In an interview with the Wall Street Journal last January, President Assad of Syria talked about reform. Not reform under pressure but reform with "conviction", as he put it.
"If you did not see the need for reform before what happened in Egypt and in Tunisia," he said, "it is too late to do any reform. This is first. Second, if you do it just because of what happened in Tunisia and Egypt, then it is going to be a reaction, not an action; and as long as what you are doing is a reaction you are going to fail."
Two months later, President Assad finds himself in exactly the situation he cautioned against: being forced to institute reforms as a reaction to events. And, as he said himself, the likelihood is that this will fail.
He now faces the difficult task of persuading Syrians that, contrary to appearances, the reforms on offer will be far-reaching and genuine and not just a ploy to quieten discontent.
For starters, his entire cabinet resigned on Tuesday and there are hints that the 50-year-old state of emergency will be lifted almost immediately. On Wednesday morning, Bashar himself is due to give a speech in the Syrian parliament.
One early indication of how genuine this is will be the announcement of the new cabinet: how many old faces return and how many new ones – preferably clean and untainted by the past – are introduced into key positions. The late presidents of Tunisia and Egypt, not to mention the beleaguered current president of Yemen have tried similar tactics to little avail, but we shall see how far Bashar is prepared to go.
To be convincing on the reform front, though, he will have to offer something truly dramatic. At this late stage, vague promises of elections and a multi-party system will not suffice. They take too long to implement and can easily lead to nothing more than a Mubarak-style democracy with rigged elections and a single dominant party.

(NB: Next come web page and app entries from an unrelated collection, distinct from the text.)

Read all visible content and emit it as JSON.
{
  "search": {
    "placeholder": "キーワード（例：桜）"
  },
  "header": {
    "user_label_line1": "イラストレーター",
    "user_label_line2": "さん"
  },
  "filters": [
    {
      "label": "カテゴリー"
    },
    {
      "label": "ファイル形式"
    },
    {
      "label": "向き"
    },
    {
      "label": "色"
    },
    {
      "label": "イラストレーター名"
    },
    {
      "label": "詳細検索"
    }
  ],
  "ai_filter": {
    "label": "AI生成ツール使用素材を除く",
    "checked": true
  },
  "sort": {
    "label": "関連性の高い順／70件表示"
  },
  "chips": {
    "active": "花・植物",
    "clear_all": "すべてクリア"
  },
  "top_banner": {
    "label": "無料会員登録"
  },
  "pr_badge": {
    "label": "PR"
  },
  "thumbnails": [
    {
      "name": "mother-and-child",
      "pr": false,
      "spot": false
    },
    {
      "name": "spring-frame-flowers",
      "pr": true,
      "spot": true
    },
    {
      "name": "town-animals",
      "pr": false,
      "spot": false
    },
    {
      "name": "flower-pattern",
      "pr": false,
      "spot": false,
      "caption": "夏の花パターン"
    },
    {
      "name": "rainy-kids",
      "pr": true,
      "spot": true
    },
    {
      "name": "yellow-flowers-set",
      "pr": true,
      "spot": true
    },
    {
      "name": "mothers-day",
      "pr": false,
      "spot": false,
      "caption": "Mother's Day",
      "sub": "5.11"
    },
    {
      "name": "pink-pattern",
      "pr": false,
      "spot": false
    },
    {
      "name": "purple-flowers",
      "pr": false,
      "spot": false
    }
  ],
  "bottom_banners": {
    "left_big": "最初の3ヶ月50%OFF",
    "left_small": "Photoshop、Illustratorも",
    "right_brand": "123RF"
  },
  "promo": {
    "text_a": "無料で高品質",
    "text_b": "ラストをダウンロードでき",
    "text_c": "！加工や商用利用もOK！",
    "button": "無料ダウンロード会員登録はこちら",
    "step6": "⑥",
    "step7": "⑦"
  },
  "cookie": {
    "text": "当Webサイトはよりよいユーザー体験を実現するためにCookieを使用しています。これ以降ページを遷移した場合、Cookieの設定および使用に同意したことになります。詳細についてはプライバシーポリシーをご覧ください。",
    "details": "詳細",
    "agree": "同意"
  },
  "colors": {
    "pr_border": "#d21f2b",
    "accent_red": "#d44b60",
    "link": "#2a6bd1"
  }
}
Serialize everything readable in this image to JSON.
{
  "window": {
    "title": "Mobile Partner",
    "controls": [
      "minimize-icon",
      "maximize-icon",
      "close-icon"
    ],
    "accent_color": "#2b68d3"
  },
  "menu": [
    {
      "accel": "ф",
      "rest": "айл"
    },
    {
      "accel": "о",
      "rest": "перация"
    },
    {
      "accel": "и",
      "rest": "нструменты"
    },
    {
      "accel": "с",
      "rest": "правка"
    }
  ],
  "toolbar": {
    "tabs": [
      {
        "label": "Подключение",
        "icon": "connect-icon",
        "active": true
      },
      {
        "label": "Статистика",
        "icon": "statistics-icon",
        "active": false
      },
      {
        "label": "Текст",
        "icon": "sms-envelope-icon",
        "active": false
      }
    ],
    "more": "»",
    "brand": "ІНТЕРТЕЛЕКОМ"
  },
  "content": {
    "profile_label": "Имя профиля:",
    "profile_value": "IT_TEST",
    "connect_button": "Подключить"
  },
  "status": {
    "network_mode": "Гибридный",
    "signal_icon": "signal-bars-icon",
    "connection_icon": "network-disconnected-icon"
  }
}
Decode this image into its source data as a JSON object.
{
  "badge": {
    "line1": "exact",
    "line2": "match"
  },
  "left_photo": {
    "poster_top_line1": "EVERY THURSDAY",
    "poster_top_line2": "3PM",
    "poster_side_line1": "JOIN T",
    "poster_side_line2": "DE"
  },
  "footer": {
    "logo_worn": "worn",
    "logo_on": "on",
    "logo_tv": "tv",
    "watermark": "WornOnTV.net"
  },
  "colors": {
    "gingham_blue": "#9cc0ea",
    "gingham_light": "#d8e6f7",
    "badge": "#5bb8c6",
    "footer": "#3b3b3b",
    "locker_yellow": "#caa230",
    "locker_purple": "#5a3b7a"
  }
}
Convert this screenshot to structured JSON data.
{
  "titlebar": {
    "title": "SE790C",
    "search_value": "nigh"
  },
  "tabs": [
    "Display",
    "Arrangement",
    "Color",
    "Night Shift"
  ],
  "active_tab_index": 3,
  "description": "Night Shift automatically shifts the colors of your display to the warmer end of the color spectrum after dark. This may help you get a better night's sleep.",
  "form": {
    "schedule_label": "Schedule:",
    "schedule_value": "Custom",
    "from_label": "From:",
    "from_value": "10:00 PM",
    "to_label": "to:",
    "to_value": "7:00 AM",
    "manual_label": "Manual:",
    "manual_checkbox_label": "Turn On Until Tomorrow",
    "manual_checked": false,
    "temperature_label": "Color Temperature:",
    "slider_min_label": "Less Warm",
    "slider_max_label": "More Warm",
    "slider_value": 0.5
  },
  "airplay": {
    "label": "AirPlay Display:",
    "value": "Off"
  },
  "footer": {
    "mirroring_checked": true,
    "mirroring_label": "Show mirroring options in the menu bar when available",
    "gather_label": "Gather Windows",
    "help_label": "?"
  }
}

In Syria, as in other Arab countries, what really annoys the public is corruption and privilege. If he is prepared to tackle that, there is some hope for his survival. Whether he can actually do it is another matter, since it would mean – among other things – dispensing with some key members of his own family: cousin Rami Makhlouf, brother Maher and brother-in-law Assef Shawkat as a bare minimum. Does he have the nerve, or the power, to remove them? Probably not.
The other thing that Syrians clearly want is to be allowed to speak, meet and organise freely, without fear of arrest and imprisonment. There are some signs that this may be on offer, at least in theory, but the problem is not so much how to open the door as how to keep it open. We have seen modest steps in that direction in the past but the regime has always tended to rein back again whenever it became nervous.
It's probably true to say that Bashar is more reform-minded than many of his regime associates and that he has pushed things forward in a few areas since coming to power 11 years ago. But considering the length of time it has taken, it's not very much in comparison with what is needed and there is still a good deal of resistance to change within the regime. A wholesale purge will be required if he is going to speed things up.
Taking everything into account, I doubt that he will be able to make enough changes, quickly enough. Even if he manages to quell the current protests, the most that he can probably hope for is to buy a few more years before the problem returns.
Posted by Brian Whitaker, 29 March 2011.